Shogun turtled and valiantly rose to his feet one last time but Jones sent him right back to the canvas with a nasty left hook to the body followed by a knee to the head as he was on his way down while referee Herb Dean stepped in and mercifully put a stop to the action. Shogun also taps with his left hand just after Dean pulls Jones away.
Some major points I noticed
- This was the first time in his career that Jon Jones truly utilized his ridiculous reach advantage. From start to finish he kept Shogun at bay with a quick straight left hand as well as several push and side kicks. It was a significant improvement even compared to his last fight just six weeks ago against Ryan Bader. If you thought he was scary last night, just wait til he has more time to practice it.
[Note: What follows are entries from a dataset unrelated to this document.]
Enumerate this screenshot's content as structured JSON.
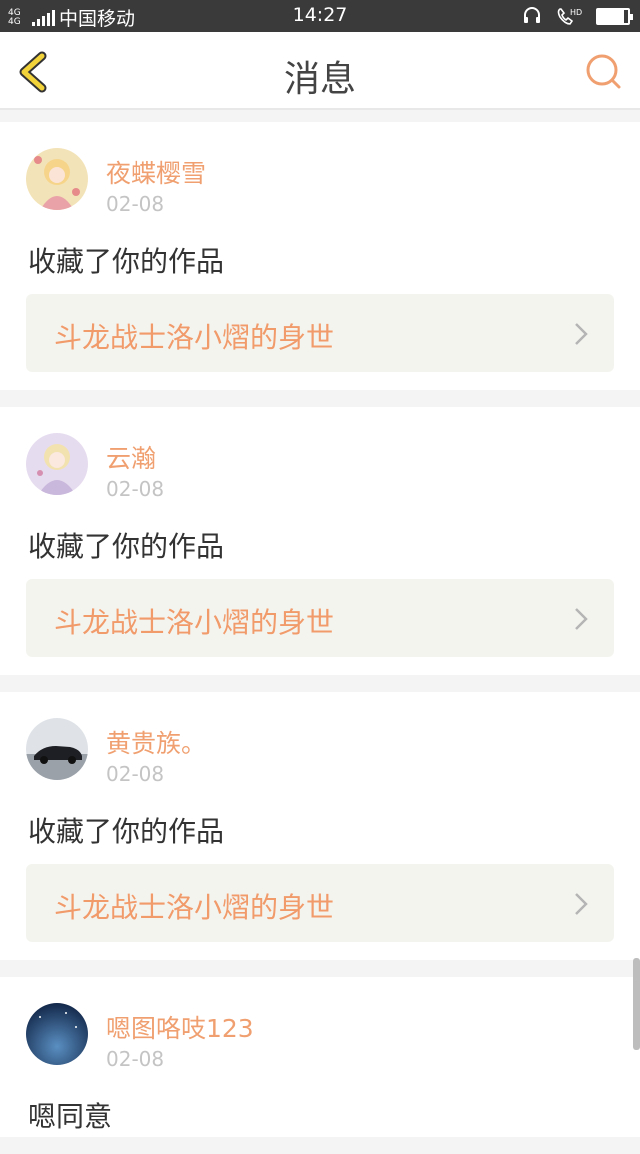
{
  "status_bar": {
    "network": "4G 4G",
    "carrier": "中国移动",
    "time": "14:27",
    "battery_level": 0.85
  },
  "header": {
    "title": "消息",
    "back_icon": "back-chevron-icon",
    "search_icon": "search-icon",
    "accent_color": "#f0a070"
  },
  "messages": [
    {
      "user": "夜蝶樱雪",
      "date": "02-08",
      "action": "收藏了你的作品",
      "work_title": "斗龙战士洛小熠的身世"
    },
    {
      "user": "云瀚",
      "date": "02-08",
      "action": "收藏了你的作品",
      "work_title": "斗龙战士洛小熠的身世"
    },
    {
      "user": "黄贵族。",
      "date": "02-08",
      "action": "收藏了你的作品",
      "work_title": "斗龙战士洛小熠的身世"
    },
    {
      "user": "嗯图咯吱123",
      "date": "02-08",
      "action": "嗯同意"
    }
  ]
}
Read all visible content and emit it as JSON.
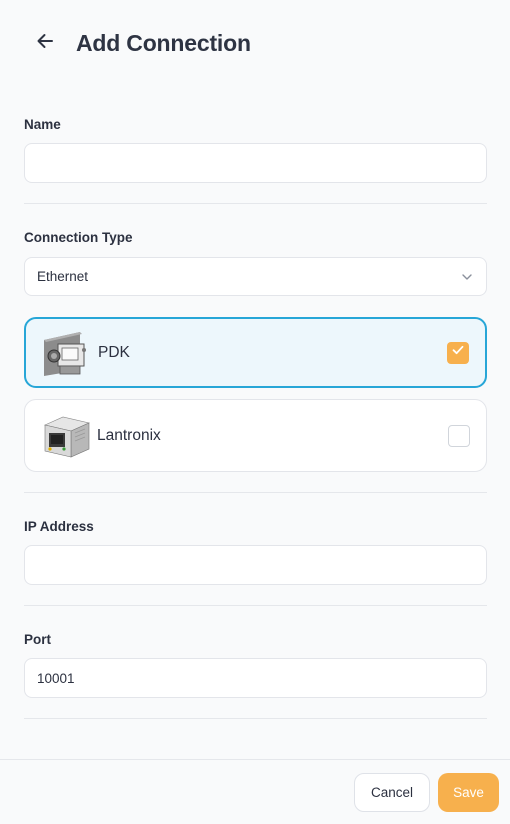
{
  "header": {
    "title": "Add Connection",
    "back_icon": "arrow-left-icon"
  },
  "form": {
    "name": {
      "label": "Name",
      "value": "",
      "placeholder": ""
    },
    "connection_type": {
      "label": "Connection Type",
      "selected": "Ethernet",
      "icon": "chevron-down-icon",
      "devices": [
        {
          "name": "PDK",
          "selected": true
        },
        {
          "name": "Lantronix",
          "selected": false
        }
      ]
    },
    "ip_address": {
      "label": "IP Address",
      "value": "",
      "placeholder": ""
    },
    "port": {
      "label": "Port",
      "value": "10001",
      "placeholder": ""
    }
  },
  "footer": {
    "cancel_label": "Cancel",
    "save_label": "Save"
  },
  "colors": {
    "accent": "#f7b04d",
    "selected_border": "#27a6d7",
    "selected_bg": "#edf7fc"
  }
}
- Jones' elusiveness was just on another level. Time and time again, Shogun would lunge forward and swing at nothing but air. Jones would either side-step him as he waded in aggressively or he would be at the perfect distance to not even have to be concerned with Rua's punches. Considering how easily Shogun was able to hit the king of elusion Lyoto Machida, this was a tremendous feat.
- Jones diversity of striking and constant barrage of attacks kept Shogun guessing. Jones threw the kitchen sink and more at Shogun last night with spinning back elbows, front kicks, push kicks, body kicks, backfists and even a goofy headbutt to the stomach. Shogun never had a chance to really find his groove at any point in the fight.
- Jones wrestling completely took Shogun's kicks out of the equation. Shogun attempted two major kicks in this fight. The first was countered with a straight left punch to the face and the second resulted in a takedown. Many (including myself) thought Shogun's kicks were going to be a major factor in this fight but Jones neutralized them easily.
- The big flurry at the 1:48 mark of the first round completely changed the course of the fight. Shogun was hit with several power shots, was wobbled and was never the same after Jon Jones punished him as he tried to get to his feet. It was a serious fight-changing exchange.